Then, there are the musical numbers - and what royalty fees must have been racked up with this list of impressive songs and performers! Matt Morrison made Rod Stewart's "Forever Young" tender and contemporary, while Kurt gave appropriately diva-worthy gravitas to Madonna's "I'll Remember". Finn's "Not The End" (by The So Many's) was surely passionate, but the far and away solo spotlight moment of the show rested with the GLEE's breakout star, Lea Michele, as she gave the little-known Room For Two's "Roots Before Branches" a ravishingly sung rendition set to a visually striking and generally spine-tingling travel-to-NYC montage. As far as group numbers go, Finn led New Directions in an enlivening "You Get What You Give" - originally made anthemic by New Radicals - and the group soared with the classic Beatles gem "All My Life". Above all others, the musical moment to remember most of all was the long-awaited GLEE cover of a song from the highly prized catalog of classic rock king Bruce Springsteen - and a graduation-stage-set "Glory Days" was more than merely well-worth-the-wait. All of that and even a little bit of the Frank Loesser's "Sit Down You're Rocking The Boat" gave the cast many showstopping showcases and continued the tradition of stratosphere-soaring song choices for the season finale. What gleek could require much more than all of that?!
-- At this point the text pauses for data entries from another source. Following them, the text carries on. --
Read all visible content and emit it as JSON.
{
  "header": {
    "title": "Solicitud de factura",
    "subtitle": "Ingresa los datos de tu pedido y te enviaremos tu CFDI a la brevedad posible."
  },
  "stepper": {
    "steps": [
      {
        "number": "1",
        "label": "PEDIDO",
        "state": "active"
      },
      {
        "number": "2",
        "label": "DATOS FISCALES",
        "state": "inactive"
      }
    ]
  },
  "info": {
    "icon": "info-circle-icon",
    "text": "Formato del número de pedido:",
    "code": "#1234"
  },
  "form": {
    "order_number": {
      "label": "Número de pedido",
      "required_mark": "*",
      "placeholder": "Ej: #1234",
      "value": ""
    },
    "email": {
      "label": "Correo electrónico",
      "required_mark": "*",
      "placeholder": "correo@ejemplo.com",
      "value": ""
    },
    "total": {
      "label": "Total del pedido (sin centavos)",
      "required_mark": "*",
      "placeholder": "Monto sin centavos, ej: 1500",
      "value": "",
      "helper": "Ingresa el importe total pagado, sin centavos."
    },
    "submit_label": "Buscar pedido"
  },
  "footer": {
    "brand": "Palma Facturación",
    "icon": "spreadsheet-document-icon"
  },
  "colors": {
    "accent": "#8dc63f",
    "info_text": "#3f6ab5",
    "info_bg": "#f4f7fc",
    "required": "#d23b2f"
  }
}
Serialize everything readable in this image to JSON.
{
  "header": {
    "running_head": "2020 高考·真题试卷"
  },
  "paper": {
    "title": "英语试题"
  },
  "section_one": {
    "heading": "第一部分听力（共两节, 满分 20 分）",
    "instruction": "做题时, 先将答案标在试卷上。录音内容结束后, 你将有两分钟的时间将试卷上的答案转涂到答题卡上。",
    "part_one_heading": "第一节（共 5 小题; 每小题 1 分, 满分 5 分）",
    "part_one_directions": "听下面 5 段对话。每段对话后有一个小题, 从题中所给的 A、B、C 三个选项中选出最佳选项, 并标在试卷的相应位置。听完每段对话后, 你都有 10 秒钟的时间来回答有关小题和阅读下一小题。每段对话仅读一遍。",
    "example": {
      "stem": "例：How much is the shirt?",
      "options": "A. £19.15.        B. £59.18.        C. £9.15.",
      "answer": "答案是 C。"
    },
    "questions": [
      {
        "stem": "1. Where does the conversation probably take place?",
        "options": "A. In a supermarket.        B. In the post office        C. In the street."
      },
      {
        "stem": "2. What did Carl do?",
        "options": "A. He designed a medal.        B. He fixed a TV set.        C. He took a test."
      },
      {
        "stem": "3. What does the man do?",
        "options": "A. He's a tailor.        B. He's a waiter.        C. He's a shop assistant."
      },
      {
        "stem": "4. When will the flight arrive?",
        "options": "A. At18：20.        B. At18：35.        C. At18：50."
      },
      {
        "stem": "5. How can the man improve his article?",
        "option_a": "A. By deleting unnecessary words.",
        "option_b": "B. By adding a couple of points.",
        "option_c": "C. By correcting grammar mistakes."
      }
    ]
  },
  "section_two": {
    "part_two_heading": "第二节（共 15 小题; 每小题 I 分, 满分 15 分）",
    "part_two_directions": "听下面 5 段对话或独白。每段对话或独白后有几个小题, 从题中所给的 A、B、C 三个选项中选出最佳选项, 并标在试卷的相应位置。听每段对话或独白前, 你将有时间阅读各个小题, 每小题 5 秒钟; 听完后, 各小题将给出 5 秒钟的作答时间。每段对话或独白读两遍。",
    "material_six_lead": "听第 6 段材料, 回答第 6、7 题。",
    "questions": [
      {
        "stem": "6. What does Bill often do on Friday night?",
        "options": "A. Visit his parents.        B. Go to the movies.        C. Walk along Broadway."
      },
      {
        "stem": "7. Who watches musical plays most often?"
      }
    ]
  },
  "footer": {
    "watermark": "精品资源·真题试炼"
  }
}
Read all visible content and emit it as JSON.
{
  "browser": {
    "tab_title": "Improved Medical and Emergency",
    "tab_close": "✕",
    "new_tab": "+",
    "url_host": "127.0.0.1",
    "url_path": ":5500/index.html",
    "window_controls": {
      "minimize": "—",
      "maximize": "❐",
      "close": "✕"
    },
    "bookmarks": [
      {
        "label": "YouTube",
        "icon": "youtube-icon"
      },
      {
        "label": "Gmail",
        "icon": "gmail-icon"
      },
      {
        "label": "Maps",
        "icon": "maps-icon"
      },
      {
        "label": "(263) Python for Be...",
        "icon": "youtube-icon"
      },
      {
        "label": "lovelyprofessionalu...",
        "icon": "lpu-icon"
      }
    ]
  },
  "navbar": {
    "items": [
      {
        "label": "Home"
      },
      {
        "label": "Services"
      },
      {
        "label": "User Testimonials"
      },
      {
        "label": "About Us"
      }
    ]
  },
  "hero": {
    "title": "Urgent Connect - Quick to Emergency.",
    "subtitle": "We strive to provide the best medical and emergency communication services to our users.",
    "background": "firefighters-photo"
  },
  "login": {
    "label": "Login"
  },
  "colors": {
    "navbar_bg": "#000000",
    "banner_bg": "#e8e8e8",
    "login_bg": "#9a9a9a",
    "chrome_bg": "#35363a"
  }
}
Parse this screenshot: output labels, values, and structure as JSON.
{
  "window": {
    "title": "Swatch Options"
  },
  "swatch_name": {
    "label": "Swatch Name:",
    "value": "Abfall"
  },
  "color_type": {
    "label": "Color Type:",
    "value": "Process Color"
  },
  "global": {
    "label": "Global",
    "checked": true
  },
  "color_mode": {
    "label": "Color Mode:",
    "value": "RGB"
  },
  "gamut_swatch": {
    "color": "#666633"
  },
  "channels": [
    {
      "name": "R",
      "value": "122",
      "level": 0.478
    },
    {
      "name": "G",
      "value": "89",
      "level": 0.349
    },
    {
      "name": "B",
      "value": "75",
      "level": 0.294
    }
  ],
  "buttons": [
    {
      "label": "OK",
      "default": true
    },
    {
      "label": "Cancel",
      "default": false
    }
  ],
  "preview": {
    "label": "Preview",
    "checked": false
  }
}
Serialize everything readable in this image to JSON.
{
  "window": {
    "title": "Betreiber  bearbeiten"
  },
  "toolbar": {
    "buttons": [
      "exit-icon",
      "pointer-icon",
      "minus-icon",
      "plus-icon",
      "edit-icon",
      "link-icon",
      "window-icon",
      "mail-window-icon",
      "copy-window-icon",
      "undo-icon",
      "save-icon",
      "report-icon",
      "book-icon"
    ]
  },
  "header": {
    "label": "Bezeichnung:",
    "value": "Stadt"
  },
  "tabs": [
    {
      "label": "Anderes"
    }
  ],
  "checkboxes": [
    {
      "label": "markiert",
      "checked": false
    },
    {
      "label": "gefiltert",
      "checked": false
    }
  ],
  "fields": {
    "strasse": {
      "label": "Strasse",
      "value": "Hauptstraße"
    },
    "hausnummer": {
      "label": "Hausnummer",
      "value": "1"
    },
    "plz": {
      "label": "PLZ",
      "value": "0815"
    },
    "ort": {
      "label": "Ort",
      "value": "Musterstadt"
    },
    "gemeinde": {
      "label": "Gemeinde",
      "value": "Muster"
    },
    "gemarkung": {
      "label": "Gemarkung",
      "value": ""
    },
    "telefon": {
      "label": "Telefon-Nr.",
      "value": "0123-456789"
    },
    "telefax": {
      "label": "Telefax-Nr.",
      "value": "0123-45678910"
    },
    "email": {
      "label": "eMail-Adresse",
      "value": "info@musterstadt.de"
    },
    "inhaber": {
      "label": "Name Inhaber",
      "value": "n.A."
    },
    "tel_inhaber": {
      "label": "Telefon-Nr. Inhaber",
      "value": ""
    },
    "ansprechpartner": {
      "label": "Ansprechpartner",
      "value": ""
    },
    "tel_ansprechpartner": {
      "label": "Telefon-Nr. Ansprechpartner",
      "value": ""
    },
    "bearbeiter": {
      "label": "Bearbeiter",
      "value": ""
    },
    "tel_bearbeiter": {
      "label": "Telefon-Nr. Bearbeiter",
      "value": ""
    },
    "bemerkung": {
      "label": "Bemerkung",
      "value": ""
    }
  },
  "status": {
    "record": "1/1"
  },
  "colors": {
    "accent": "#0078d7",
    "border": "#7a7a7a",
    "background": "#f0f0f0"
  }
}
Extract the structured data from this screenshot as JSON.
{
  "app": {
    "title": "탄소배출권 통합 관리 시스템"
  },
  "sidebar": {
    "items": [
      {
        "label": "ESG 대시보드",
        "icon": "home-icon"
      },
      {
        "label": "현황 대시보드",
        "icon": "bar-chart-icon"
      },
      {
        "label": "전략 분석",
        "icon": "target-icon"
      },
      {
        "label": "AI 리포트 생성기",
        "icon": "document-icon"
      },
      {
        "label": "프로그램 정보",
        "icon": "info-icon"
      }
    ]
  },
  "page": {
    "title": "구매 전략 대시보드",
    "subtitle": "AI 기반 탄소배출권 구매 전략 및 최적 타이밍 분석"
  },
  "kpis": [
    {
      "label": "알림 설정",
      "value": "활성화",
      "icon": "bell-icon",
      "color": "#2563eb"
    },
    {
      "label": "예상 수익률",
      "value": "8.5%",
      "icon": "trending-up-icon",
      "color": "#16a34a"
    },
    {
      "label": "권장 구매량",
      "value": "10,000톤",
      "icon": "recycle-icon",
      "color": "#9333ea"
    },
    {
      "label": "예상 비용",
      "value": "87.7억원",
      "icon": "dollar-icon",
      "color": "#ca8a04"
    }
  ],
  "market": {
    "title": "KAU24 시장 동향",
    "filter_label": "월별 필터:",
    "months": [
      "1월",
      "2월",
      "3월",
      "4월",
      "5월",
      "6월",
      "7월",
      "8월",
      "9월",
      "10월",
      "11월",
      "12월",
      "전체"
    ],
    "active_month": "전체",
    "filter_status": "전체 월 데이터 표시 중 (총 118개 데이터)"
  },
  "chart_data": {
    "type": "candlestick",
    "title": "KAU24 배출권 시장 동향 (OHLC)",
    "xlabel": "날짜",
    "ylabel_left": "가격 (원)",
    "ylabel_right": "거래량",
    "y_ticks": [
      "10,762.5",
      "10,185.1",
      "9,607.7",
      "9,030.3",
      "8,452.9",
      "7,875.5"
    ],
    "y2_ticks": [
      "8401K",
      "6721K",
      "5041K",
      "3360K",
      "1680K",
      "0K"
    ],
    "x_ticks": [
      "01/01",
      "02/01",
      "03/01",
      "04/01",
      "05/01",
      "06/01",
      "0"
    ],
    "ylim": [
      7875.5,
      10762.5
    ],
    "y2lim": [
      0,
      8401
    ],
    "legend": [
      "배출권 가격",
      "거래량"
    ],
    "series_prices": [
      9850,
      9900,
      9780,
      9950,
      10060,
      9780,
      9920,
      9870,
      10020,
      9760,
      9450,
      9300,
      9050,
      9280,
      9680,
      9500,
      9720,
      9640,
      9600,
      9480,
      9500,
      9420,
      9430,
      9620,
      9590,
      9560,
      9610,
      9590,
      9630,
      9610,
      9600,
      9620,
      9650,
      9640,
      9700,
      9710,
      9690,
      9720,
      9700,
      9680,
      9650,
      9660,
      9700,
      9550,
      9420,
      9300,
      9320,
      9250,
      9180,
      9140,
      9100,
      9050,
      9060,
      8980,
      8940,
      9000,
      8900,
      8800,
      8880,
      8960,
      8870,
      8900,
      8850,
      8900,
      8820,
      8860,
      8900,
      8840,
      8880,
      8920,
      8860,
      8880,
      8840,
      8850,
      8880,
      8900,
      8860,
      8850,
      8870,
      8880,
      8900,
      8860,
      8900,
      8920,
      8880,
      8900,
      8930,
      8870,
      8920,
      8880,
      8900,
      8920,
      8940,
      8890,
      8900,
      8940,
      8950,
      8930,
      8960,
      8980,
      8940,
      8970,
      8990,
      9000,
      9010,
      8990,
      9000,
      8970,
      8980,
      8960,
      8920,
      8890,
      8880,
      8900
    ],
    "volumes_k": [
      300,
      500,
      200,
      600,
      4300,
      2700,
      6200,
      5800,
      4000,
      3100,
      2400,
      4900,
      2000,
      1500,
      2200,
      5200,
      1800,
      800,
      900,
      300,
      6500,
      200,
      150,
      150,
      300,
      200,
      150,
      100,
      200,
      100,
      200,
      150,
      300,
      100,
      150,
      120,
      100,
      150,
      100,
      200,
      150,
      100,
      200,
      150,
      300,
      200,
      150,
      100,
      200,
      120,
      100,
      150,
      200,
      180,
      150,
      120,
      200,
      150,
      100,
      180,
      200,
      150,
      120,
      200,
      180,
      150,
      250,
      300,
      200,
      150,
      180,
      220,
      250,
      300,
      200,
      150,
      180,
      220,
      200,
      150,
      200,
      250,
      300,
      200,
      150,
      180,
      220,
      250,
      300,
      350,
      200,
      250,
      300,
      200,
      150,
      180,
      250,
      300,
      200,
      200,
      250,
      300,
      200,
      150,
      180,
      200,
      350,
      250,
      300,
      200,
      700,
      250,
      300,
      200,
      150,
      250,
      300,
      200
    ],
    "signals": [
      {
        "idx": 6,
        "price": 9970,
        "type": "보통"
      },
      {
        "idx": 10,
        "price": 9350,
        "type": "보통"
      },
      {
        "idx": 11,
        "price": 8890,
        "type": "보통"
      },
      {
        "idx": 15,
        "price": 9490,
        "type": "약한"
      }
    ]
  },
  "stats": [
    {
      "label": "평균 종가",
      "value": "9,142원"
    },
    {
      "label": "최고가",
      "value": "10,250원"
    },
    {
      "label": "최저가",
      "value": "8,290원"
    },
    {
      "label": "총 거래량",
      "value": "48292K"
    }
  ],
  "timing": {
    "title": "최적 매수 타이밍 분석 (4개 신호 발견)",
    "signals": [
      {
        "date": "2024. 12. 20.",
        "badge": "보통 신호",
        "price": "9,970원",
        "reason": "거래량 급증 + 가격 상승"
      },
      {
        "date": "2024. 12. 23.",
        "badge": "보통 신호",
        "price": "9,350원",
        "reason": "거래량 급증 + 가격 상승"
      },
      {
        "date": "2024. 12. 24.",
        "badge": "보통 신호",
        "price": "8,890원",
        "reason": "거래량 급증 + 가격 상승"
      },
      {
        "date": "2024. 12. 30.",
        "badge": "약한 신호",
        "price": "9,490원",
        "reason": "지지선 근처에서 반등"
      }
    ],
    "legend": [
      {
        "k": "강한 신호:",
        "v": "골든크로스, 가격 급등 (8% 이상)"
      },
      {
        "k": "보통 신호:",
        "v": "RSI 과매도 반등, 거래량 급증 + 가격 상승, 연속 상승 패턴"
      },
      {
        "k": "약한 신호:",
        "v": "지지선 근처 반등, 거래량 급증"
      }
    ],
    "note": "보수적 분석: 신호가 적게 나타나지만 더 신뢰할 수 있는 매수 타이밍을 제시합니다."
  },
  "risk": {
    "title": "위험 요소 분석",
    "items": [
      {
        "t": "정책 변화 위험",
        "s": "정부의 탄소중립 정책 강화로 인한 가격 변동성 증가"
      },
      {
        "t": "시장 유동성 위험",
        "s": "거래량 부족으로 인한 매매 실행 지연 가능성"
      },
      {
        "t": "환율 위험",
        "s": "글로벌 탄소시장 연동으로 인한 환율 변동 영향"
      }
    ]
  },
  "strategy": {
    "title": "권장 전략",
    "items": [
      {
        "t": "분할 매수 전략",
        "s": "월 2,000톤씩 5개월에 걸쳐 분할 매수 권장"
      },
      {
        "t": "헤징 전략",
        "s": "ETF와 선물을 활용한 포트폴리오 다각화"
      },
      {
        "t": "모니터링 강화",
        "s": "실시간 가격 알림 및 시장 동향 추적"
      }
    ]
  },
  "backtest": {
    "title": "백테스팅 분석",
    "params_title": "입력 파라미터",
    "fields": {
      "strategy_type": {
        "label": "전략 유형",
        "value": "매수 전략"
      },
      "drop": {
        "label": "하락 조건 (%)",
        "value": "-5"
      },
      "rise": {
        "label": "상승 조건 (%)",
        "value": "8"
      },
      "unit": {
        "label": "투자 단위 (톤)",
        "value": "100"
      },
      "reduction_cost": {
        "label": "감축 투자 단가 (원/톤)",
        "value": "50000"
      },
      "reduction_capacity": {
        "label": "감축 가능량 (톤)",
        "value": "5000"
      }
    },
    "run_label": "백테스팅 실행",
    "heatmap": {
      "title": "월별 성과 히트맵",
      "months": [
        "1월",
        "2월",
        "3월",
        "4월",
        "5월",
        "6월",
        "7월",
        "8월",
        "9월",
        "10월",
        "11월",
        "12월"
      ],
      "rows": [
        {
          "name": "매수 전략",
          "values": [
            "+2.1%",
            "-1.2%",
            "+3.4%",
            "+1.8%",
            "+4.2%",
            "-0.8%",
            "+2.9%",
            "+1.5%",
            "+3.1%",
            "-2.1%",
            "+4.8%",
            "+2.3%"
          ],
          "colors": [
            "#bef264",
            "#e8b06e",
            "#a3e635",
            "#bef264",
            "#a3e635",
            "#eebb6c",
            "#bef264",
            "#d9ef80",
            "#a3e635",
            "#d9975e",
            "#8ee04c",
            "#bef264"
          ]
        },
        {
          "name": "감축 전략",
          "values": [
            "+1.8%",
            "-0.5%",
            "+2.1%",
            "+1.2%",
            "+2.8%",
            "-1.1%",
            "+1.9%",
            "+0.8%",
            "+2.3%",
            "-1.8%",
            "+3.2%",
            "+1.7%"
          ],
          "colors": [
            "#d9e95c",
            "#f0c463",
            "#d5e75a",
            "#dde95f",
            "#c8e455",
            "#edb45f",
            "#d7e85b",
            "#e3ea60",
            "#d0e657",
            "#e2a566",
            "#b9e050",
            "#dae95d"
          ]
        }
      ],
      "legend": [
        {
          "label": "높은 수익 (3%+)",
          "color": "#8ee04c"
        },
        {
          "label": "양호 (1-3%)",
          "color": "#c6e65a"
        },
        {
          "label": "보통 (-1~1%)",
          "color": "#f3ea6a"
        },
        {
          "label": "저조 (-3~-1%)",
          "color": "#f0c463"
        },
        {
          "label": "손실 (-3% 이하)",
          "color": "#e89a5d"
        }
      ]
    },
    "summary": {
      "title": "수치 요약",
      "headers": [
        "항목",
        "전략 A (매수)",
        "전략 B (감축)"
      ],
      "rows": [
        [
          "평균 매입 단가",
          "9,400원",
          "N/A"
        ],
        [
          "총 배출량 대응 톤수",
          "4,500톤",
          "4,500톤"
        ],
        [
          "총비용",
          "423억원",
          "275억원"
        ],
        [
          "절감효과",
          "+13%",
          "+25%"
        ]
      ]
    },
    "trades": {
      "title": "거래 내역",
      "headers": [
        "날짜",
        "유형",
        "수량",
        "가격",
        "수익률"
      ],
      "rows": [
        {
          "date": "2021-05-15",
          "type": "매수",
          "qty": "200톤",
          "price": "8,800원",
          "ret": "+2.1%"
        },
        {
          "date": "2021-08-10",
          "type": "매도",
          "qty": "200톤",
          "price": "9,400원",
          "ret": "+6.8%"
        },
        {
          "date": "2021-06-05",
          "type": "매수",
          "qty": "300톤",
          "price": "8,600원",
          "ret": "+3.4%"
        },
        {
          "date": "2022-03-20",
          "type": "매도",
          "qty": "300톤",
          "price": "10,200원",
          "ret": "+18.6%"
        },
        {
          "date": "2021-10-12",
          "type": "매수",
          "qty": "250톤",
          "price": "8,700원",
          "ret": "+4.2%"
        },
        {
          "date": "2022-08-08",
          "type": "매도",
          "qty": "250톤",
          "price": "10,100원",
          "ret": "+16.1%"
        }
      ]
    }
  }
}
All told, Season Three is officially the most consistent in tone and dramatically most satisfying of any season insofar as its contained story arcs and series-long storytelling value are concerned, while also managing to give the many members of New Directions - graduating seniors, current juniors and new students included - countless opportunities to give us all they have got to give; and that's a whole lot. S3 of GLEE had countless highlights and there are entire episodes for us to revisit again and to remember fondly over the Summer and far beyond then, with few - if any - forgettable excursions along the way; and, I am elated to report, no entirely negligible episodes at all. Yes, indeed, Season Three gets an A for effort and continued excellence and Season Four seems poised to deliver that extra push to give the series a big plus sign next to its grade come September. Until then? School's out! Have a great Summer!